Activity: Work out how many lines of the listing hold "outlet", then state only that count.

Given data:

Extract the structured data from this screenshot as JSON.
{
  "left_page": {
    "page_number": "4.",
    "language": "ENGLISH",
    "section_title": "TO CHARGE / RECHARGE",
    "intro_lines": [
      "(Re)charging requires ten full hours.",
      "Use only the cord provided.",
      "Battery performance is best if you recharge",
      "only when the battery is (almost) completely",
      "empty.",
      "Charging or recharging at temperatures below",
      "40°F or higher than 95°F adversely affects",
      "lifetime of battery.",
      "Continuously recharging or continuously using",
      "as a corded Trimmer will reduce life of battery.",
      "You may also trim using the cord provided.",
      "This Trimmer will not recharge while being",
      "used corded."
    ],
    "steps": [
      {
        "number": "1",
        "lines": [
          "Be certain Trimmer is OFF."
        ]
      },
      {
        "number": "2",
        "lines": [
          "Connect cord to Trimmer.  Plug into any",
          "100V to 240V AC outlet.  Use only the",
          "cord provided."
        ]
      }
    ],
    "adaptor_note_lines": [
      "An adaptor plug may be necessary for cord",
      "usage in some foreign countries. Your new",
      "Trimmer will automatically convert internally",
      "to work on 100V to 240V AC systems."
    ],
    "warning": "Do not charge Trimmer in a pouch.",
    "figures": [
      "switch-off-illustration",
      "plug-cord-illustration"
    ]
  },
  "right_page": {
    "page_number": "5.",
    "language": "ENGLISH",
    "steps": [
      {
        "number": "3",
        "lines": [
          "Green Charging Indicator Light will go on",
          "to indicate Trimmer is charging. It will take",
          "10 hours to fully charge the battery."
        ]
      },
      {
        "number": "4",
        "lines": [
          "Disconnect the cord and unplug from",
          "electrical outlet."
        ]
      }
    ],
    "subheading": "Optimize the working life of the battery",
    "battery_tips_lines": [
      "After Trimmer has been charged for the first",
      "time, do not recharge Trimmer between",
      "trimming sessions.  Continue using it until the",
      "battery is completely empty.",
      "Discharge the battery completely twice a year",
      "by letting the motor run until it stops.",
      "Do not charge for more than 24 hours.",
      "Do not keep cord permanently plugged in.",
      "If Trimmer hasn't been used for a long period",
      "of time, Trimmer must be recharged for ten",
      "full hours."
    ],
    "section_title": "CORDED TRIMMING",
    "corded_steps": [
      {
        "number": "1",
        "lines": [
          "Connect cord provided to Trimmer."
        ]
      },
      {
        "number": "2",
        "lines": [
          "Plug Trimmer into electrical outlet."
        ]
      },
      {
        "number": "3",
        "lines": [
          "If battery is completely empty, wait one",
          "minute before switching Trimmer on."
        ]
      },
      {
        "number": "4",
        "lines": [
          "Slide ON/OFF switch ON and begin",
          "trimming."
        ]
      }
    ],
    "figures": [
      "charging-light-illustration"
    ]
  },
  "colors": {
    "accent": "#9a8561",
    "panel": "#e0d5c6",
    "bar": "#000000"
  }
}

Task result: 3